I am not trying to referee the situation in Georgia. It appears that Georgia’s President, believing he could count on Washington’s approval, decided to teach the South Ossetians a lesson, whereupon Russia decided to teach him a lesson. Maybe he miscalculated, maybe Putin overreacted (possibly borrowing Israel’s arithmetic in Palestine: you kill 10 of ours, we kill 100 of yours). But I don’t pretend to know for sure. That’s not my point. The point is, there are votes to be had – probably a majority – by sounding tough (vs Russia, vs China, vs anyone). A more nuanced position (“Let’s not blow this out of proportion. Let’s recognize that both Russia and Georgia have legitimate interests in the area”) is a sure recipe for defeat in November. Americans just aren’t ready for that.

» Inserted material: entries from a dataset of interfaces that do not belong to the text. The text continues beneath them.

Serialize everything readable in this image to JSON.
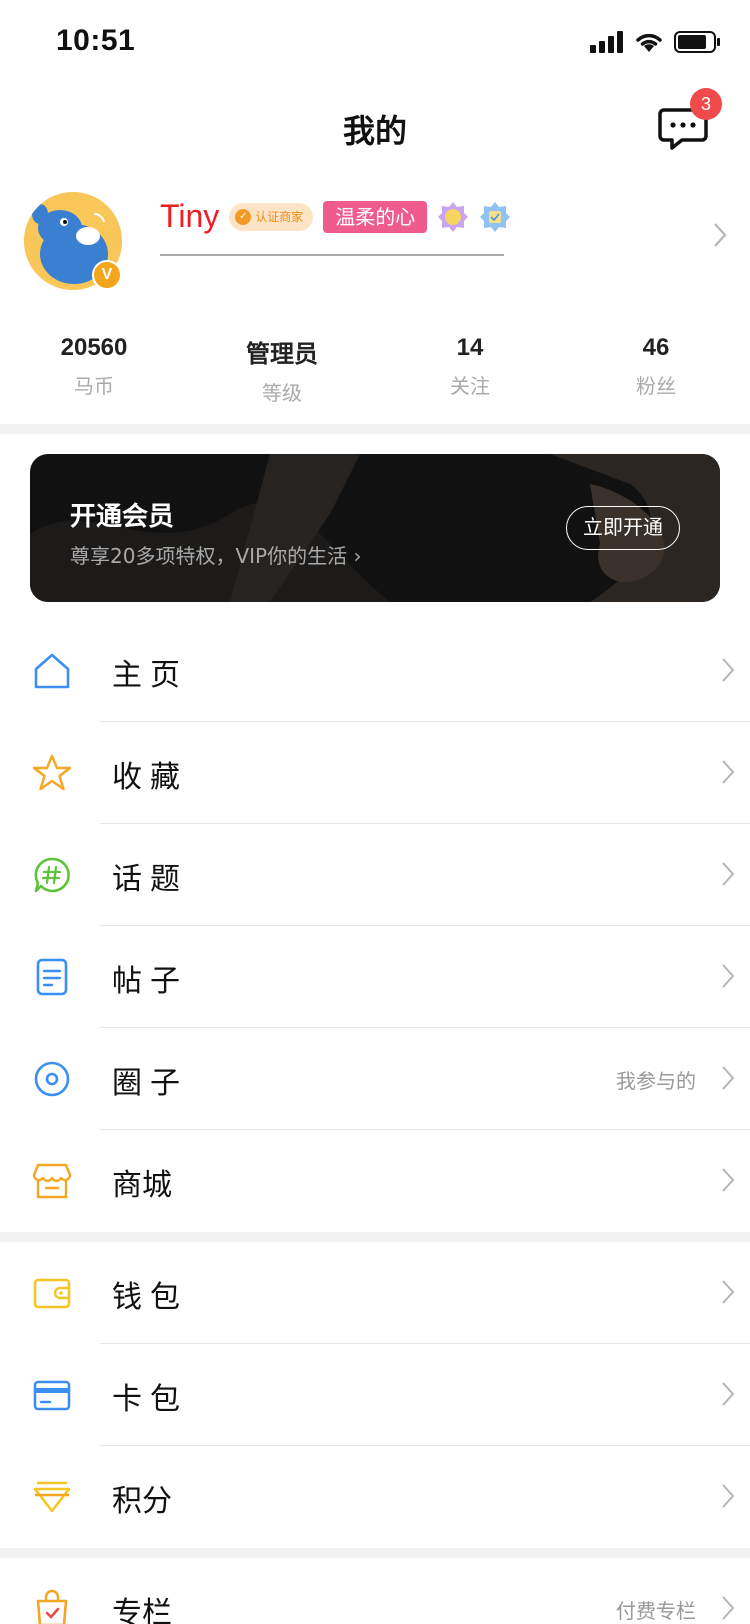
{
  "status_bar": {
    "time": "10:51"
  },
  "nav": {
    "title": "我的",
    "message_badge": "3"
  },
  "profile": {
    "username": "Tiny",
    "cert_label": "认证商家",
    "title_badge": "温柔的心",
    "avatar_badge": "V"
  },
  "stats": [
    {
      "value": "20560",
      "label": "马币"
    },
    {
      "value": "管理员",
      "label": "等级"
    },
    {
      "value": "14",
      "label": "关注"
    },
    {
      "value": "46",
      "label": "粉丝"
    }
  ],
  "vip": {
    "title": "开通会员",
    "subtitle": "尊享20多项特权，VIP你的生活 ›",
    "button": "立即开通"
  },
  "menu_group_1": [
    {
      "label": "主页",
      "icon": "home-icon",
      "extra": ""
    },
    {
      "label": "收藏",
      "icon": "star-icon",
      "extra": ""
    },
    {
      "label": "话题",
      "icon": "topic-hash-icon",
      "extra": ""
    },
    {
      "label": "帖子",
      "icon": "document-icon",
      "extra": ""
    },
    {
      "label": "圈子",
      "icon": "circle-icon",
      "extra": "我参与的"
    },
    {
      "label": "商城",
      "icon": "store-icon",
      "extra": ""
    }
  ],
  "menu_group_2": [
    {
      "label": "钱包",
      "icon": "wallet-icon",
      "extra": ""
    },
    {
      "label": "卡包",
      "icon": "card-icon",
      "extra": ""
    },
    {
      "label": "积分",
      "icon": "points-icon",
      "extra": ""
    }
  ],
  "menu_group_3": [
    {
      "label": "专栏",
      "icon": "column-bag-icon",
      "extra": "付费专栏"
    }
  ],
  "colors": {
    "accent_blue": "#3b8ff3",
    "accent_orange": "#f5a623",
    "accent_green": "#5ec33a",
    "badge_red": "#f04a4a",
    "username_red": "#ee1d24"
  }
}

With all our nuclear missiles, smart bombs, eyes in the skies, and armed drones, we haven’t been able to wipe out the bad guys in Iraq and Afghanistan, after five years.(Of course, the nukes don’t count, for good reason.) There are almost surely more people in that region who hate us than there were five years ago. If we bomb Iran, as many neocons urge, there will be still more. It’s a dispiriting prospect, but once the elections are over maybe common sense will break out.

Monday, August 04, 2008

The Adman and the Cows

A long time ago, I was running advertising for my Company, a maker of semiconductor test systems. Other companies made similar systems, but our differentiator was reliability. Every one of our systems came with a 10-year warranty, which, when you think about it, was not that brave in a field where anything you bought would probably be obsolete in three or four years. Still, it was a brilliant marketing stroke, and enough systems were still chugging at age ten to prove the point.

But how to dramatize system longevity in an ad? Ads for electronic products were notoriously dull, featuring catalog photographs and lots of specifications (i.e. numbers). The bright, fresh ideas came from Madison Avenue (or from Rock Hudson, for the VIP account). The electronics industry would have no truck with that kind of hucksterism. But this time the ball was in my court, and I was determined not to be dull. So, at a fateful meeting of product managers, account executives, and sales management, I rolled out my undull Big Idea.

The tag line for the new series of ads and collateral would be “Till The Cows Come Home,” and the visuals would feature pictures of the new systems surrounded by cows. Applause. Adulation. One sourpuss pointed out that the cows in the picture might be thought to be coming home, which would ruin the whole idea, but he was shouted down. Most people thought it was devilishly clever.

The agency quickly lined up the site, about 30 miles south of Boston, and the schedule was set. I wrote the copy for the first ad. Space was booked in the leading trade magazines. I was on a high. I was bringing what one of my colleagues called “zonk” to our advertising.

Early on the appointed morning, we all showed up in the hired pasture. When I say “all” I mean “all” – truck with test system, a crew to set the system in the field, people (cowboys?) to manage the herd, photographers, and about a dozen others from the agency. And yours truly, to see that my Big Idea was handled right. The shoot went off without a hitch, and a few weeks later the ad campaign was launched. And then died a quick death.

The problem: “Till the Cows Come Home” sounded great in English. But it made no sense at all in Germany, as our German sales manager told me, rather indelicately. Lord knows how it sounded to Koreans or Japanese or Italians. Since a great deal of our business came from overseas, it was a monumental oversight on my part. It was no consolation to consider that the agency, product manager, and sales manager had also missed it.

We pulled the ads, but not until the first one ran. Somewhere in Bavaria, I imagine, a reader of a trade magazine looked at the headline in puzzlement and said, “was ist los mit den K├╝hen?”